The world’s freshwater ecosystems are in trouble. We’ve extracted, poisoned, polluted, damned and diverted a large proportion of the finite (and rather small!) amount of freshwater on the planet. Now, most people might immediately see the problem here from a selfish perspective – no clean, abundant water source = human disease, suffering and death. Definitely something to avoid, and a problem that all Australians are facing (i.e., it’s not just restricted to developing nations). Just look at the Murray-Darling problem.

In addition to affecting our own personal well-being, freshwater ecosystems are thought to support over 10000 fish species worldwide (see also a recent post on Africa’s freshwater biodiversity’s susceptibility to climate change), and the majority of amphibians and aquatic reptiles. Current estimates suggest that about 1/3 of all vertebrate biodiversity (in this case, number of species) is confined to freshwater. As an example, the Mekong River system alone is thought to support up to 1700 different species of fish.

So, what are some of the ways forward? The concept of ‘water neutrality’ is essentially the wet version of carbon neutrality. It basically means that water usage can be offset by interventions to improve freshwater habitats and supply. Read the rest of this entry »





September 2010 Issue of Conservation Letters out

13 10 2010

Conservation Lettersfifth issue (September) of Volume 3 is now out. Some good ones here.

CJA Bradshaw





Global erosion of ecosystem services

14 09 2010

A few months ago I was asked to give a lecture about erosion of ecosystem services to students in the University of Adelaide‘s Issues in Sustainable Environments unit. I gave that lecture last week and just uploaded a slidecast of the presentation (with audio) today.

I’ve reproduced the lecture here for your viewing pleasure. I hope you find the 45-minute presentation useful. Note that the first few minutes cover me referring to the Biodiversity film short that I posted not too long ago.

CJA Bradshaw





The lost world – freshwater biodiversity conservation

6 09 2010

Even the most obtuse, right-wing, head-in-the-sand, consumption-driven, anti-environment yob would at least admit that they’ve heard of forest conservation, the plight of whales (more on that little waste of conservation resources later) and climate change. Whether or not they believe these issues are important (or even occurring) is beside the point – the fact that this particular auto-sodomist I’ve described is aware of the issues is at least testament to growing concern among the general populace.

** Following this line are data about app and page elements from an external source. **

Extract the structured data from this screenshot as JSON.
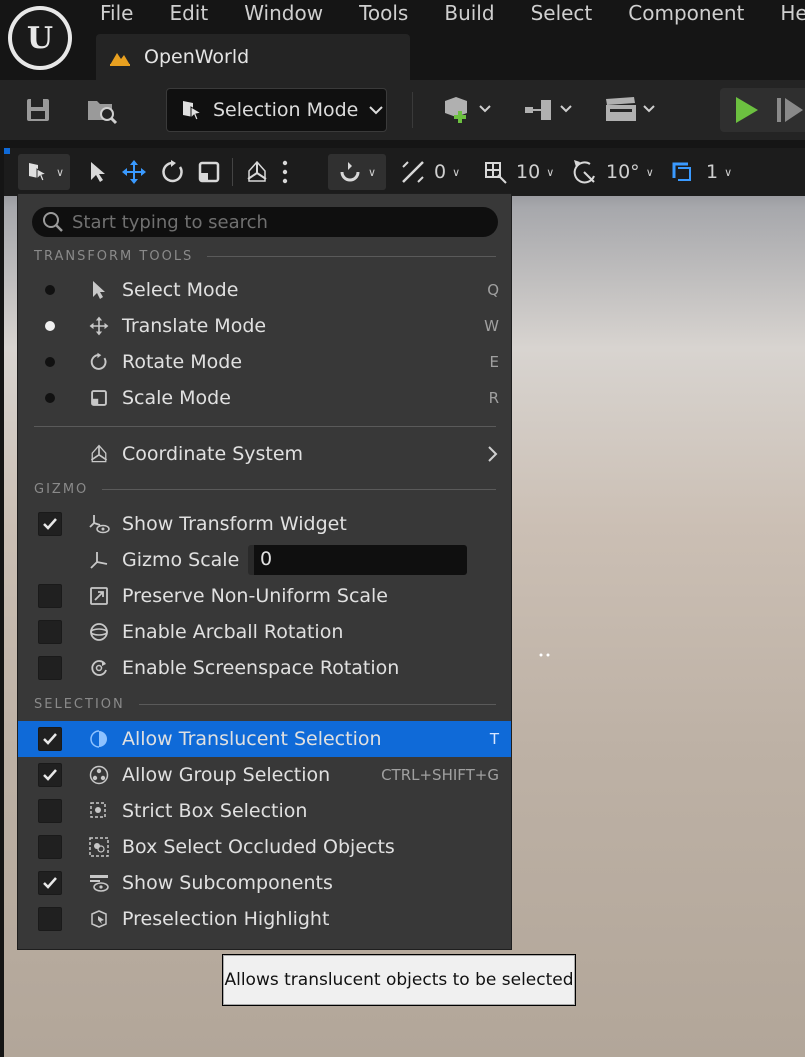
{
  "menubar": [
    "File",
    "Edit",
    "Window",
    "Tools",
    "Build",
    "Select",
    "Component",
    "Help"
  ],
  "document_tab": {
    "label": "OpenWorld"
  },
  "toolbar": {
    "mode_label": "Selection Mode"
  },
  "viewport_toolbar": {
    "translate_snap": "0",
    "grid_snap": "10",
    "rotate_snap": "10°",
    "camera_speed": "1"
  },
  "menu": {
    "search_placeholder": "Start typing to search",
    "sections": {
      "transform_tools": "TRANSFORM TOOLS",
      "gizmo": "GIZMO",
      "selection": "SELECTION"
    },
    "transform_items": [
      {
        "label": "Select Mode",
        "shortcut": "Q",
        "selected": false
      },
      {
        "label": "Translate Mode",
        "shortcut": "W",
        "selected": true
      },
      {
        "label": "Rotate Mode",
        "shortcut": "E",
        "selected": false
      },
      {
        "label": "Scale Mode",
        "shortcut": "R",
        "selected": false
      }
    ],
    "coordinate_system": "Coordinate System",
    "gizmo_items": {
      "show_transform_widget": {
        "label": "Show Transform Widget",
        "checked": true
      },
      "gizmo_scale": {
        "label": "Gizmo Scale",
        "value": "0"
      },
      "preserve_non_uniform_scale": {
        "label": "Preserve Non-Uniform Scale",
        "checked": false
      },
      "enable_arcball_rotation": {
        "label": "Enable Arcball Rotation",
        "checked": false
      },
      "enable_screenspace_rotation": {
        "label": "Enable Screenspace Rotation",
        "checked": false
      }
    },
    "selection_items": [
      {
        "label": "Allow Translucent Selection",
        "shortcut": "T",
        "checked": true,
        "highlighted": true
      },
      {
        "label": "Allow Group Selection",
        "shortcut": "CTRL+SHIFT+G",
        "checked": true,
        "highlighted": false
      },
      {
        "label": "Strict Box Selection",
        "shortcut": "",
        "checked": false,
        "highlighted": false
      },
      {
        "label": "Box Select Occluded Objects",
        "shortcut": "",
        "checked": false,
        "highlighted": false
      },
      {
        "label": "Show Subcomponents",
        "shortcut": "",
        "checked": true,
        "highlighted": false
      },
      {
        "label": "Preselection Highlight",
        "shortcut": "",
        "checked": false,
        "highlighted": false
      }
    ]
  },
  "tooltip": {
    "text": "Allows translucent objects to be selected"
  },
  "colors": {
    "highlight": "#0f6ad8",
    "play": "#6cc040",
    "menu_bg": "#383838"
  }
}
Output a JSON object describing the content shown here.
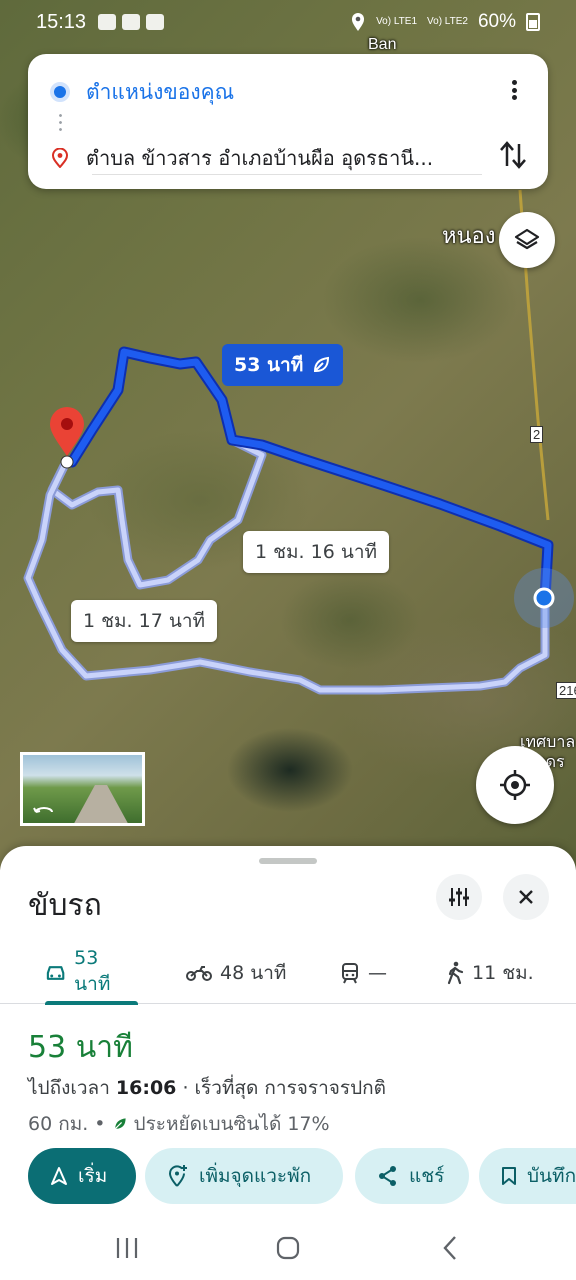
{
  "status_bar": {
    "time": "15:13",
    "battery": "60%",
    "network1": "Vo) LTE1",
    "network2": "Vo) LTE2"
  },
  "map": {
    "labels": [
      "Ban",
      "หนอง",
      "2",
      "216",
      "เทศบาล",
      "อุดร"
    ],
    "route_primary_label": "53 นาที",
    "route_alt1_label": "1 ชม. 16 นาที",
    "route_alt2_label": "1 ชม. 17 นาที",
    "icons": {
      "layers": "layers-icon",
      "my_location": "my-location-icon",
      "destination": "red-pin-icon",
      "eco": "leaf-icon"
    },
    "colors": {
      "primary_route": "#1a57d6",
      "alt_route": "#b9c6f5",
      "pin": "#ea4335"
    }
  },
  "search": {
    "origin": "ตำแหน่งของคุณ",
    "destination": "ตำบล ข้าวสาร อำเภอบ้านผือ อุดรธานี..."
  },
  "sheet": {
    "title": "ขับรถ",
    "tabs": [
      {
        "label": "53 นาที",
        "icon": "car-icon"
      },
      {
        "label": "48 นาที",
        "icon": "motorcycle-icon"
      },
      {
        "label": "—",
        "icon": "train-icon"
      },
      {
        "label": "11 ชม.",
        "icon": "walk-icon"
      }
    ],
    "duration": "53 นาที",
    "arrival_prefix": "ไปถึงเวลา ",
    "arrival_time": "16:06",
    "arrival_suffix": " · เร็วที่สุด การจราจรปกติ",
    "distance": "60 กม.",
    "bullet": "•",
    "fuel_saving": "ประหยัดเบนซินได้ 17%",
    "actions": [
      {
        "label": "เริ่ม",
        "icon": "navigation-arrow-icon"
      },
      {
        "label": "เพิ่มจุดแวะพัก",
        "icon": "add-stop-icon"
      },
      {
        "label": "แชร์",
        "icon": "share-icon"
      },
      {
        "label": "บันทึก",
        "icon": "bookmark-icon"
      }
    ],
    "colors": {
      "accent": "#0b6e74",
      "duration": "#188038",
      "chip_bg": "#d7f0f3"
    }
  }
}
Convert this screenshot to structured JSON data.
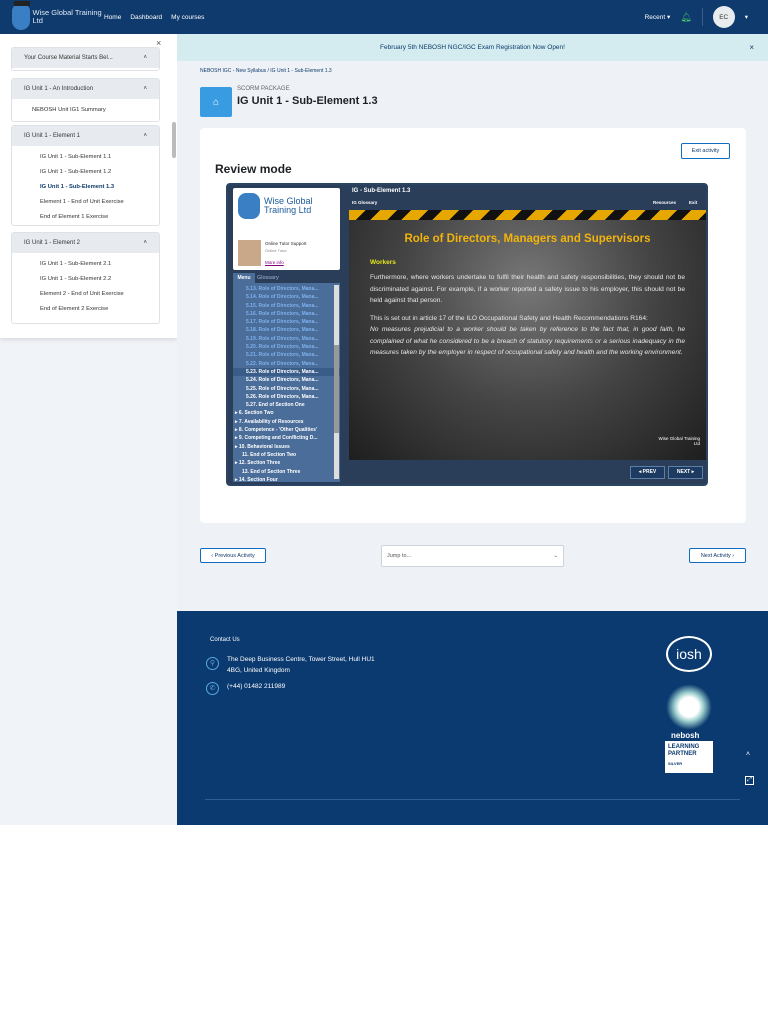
{
  "nav": {
    "brand": "Wise Global Training Ltd",
    "links": [
      "Home",
      "Dashboard",
      "My courses"
    ],
    "recent": "Recent",
    "user_initials": "EC"
  },
  "banner": {
    "text": "February 5th NEBOSH NGC/IGC Exam Registration Now Open!"
  },
  "breadcrumb": "NEBOSH IGC - New Syllabus / IG Unit 1 - Sub-Element 1.3",
  "header": {
    "type": "SCORM PACKAGE",
    "title": "IG Unit 1 - Sub-Element 1.3"
  },
  "sidebar": {
    "sections": [
      {
        "title": "Your Course Material Starts Bel...",
        "items": []
      },
      {
        "title": "IG Unit 1 - An Introduction",
        "items": [
          "NEBOSH Unit IG1 Summary"
        ]
      },
      {
        "title": "IG Unit 1 - Element 1",
        "items": [
          "IG Unit 1 - Sub-Element 1.1",
          "IG Unit 1 - Sub-Element 1.2",
          "IG Unit 1 - Sub-Element 1.3",
          "Element 1 - End of Unit Exercise",
          "End of Element 1 Exercise"
        ]
      },
      {
        "title": "IG Unit 1 - Element 2",
        "items": [
          "IG Unit 1 - Sub-Element 2.1",
          "IG Unit 1 - Sub-Element 2.2",
          "Element 2 - End of Unit Exercise",
          "End of Element 2 Exercise"
        ]
      }
    ]
  },
  "activity": {
    "mode": "Review mode",
    "exit": "Exit activity"
  },
  "player": {
    "title": "IG - Sub-Element 1.3",
    "glossary_link": "IG Glossary",
    "resources": "Resources",
    "exit": "Exit",
    "brand": "Wise Global Training Ltd",
    "tutor_name": "Online Tutor Support",
    "tutor_role": "Online Tutor",
    "more_info": "More info",
    "tabs": [
      "Menu",
      "Glossary"
    ],
    "menu": [
      "5.13. Role of Directors, Mana...",
      "5.14. Role of Directors, Mana...",
      "5.15. Role of Directors, Mana...",
      "5.16. Role of Directors, Mana...",
      "5.17. Role of Directors, Mana...",
      "5.18. Role of Directors, Mana...",
      "5.19. Role of Directors, Mana...",
      "5.20. Role of Directors, Mana...",
      "5.21. Role of Directors, Mana...",
      "5.22. Role of Directors, Mana...",
      "5.23. Role of Directors, Mana...",
      "5.24. Role of Directors, Mana...",
      "5.25. Role of Directors, Mana...",
      "5.26. Role of Directors, Mana...",
      "5.27. End of Section One",
      "6. Section Two",
      "7. Availability of Resources",
      "8. Competence - 'Other Qualities'",
      "9. Competing and Conflicting D...",
      "10. Behavioral Issues",
      "11. End of Section Two",
      "12. Section Three",
      "13. End of Section Three",
      "14. Section Four"
    ],
    "slide_title": "Role of Directors, Managers and Supervisors",
    "subheading": "Workers",
    "para1": "Furthermore, where workers undertake to fulfil their health and safety responsibilities, they should not be discriminated against.  For example, if a worker reported a safety issue to his employer, this should not be held against that person.",
    "para2": "This is set out in article 17 of the ILO Occupational Safety and Health Recommendations R164:",
    "quote": "No measures prejudicial to a worker should be taken by reference to the fact that, in good faith, he complained of what he considered to be a breach of statutory requirements or a serious inadequacy in the measures taken by the employer in respect of occupational safety and health and the working environment.",
    "prev": "◂ PREV",
    "next": "NEXT ▸"
  },
  "navigation": {
    "prev": "Previous Activity",
    "jump": "Jump to...",
    "next": "Next Activity"
  },
  "footer": {
    "contact_title": "Contact Us",
    "address": "The Deep Business Centre, Tower Street, Hull HU1 4BG, United Kingdom",
    "phone": "(+44) 01482 211989",
    "iosh": "iosh",
    "nebosh": "nebosh",
    "partner": "LEARNING PARTNER",
    "level": "SILVER"
  }
}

But so many issues in conservation science go unnoticed even by the most environmentally aware. Today’s post covers just one topic (I’ve covered others, such as mangroves and kelp forests) – freshwater biodiversity.

The issue is brought to light by a paper recently published online in Conservation Letters by Thieme and colleagues entitled Exposure of Africa’s freshwater biodiversity to a changing climate.

Sure, many people are starting to get very worried about freshwater availability for human consumption (and this couldn’t be more of an issue in Australia at the moment) – and I fully agree that we should be worried. However, let’s not forget that so many species other than humans depend on healthy freshwater ecosystems to persist, which feed back in turn to human benefits through freshwater filtering, fisheries production and arable soil accumulation.

Just like for the provision of human uses (irrigation, direct water consumption, etc.), a freshwater system’s flow regime is paramount for maintaining its biodiversity. If you stuff up the flow regime too much, then regardless of the amount of total water available, biodiversity will suffer accordingly.

Glen Canyon Dam

Image by James Marvin Phelps (mandj98) via Flickr

Thieme and colleagues focus specifically on African freshwater systems, but the same problems are being seen worldwide (e.g., Australia’s Murray-Darling system, North America’s Colorado River system). And this is only going to get worse as climate change robs certain areas of historical rainfall. To address the gap in knowledge, the authors used modelled changes in mean annual runoff and discharge to determine fish species affected by 2050.

The discharge/runoff results were: Read the rest of this entry »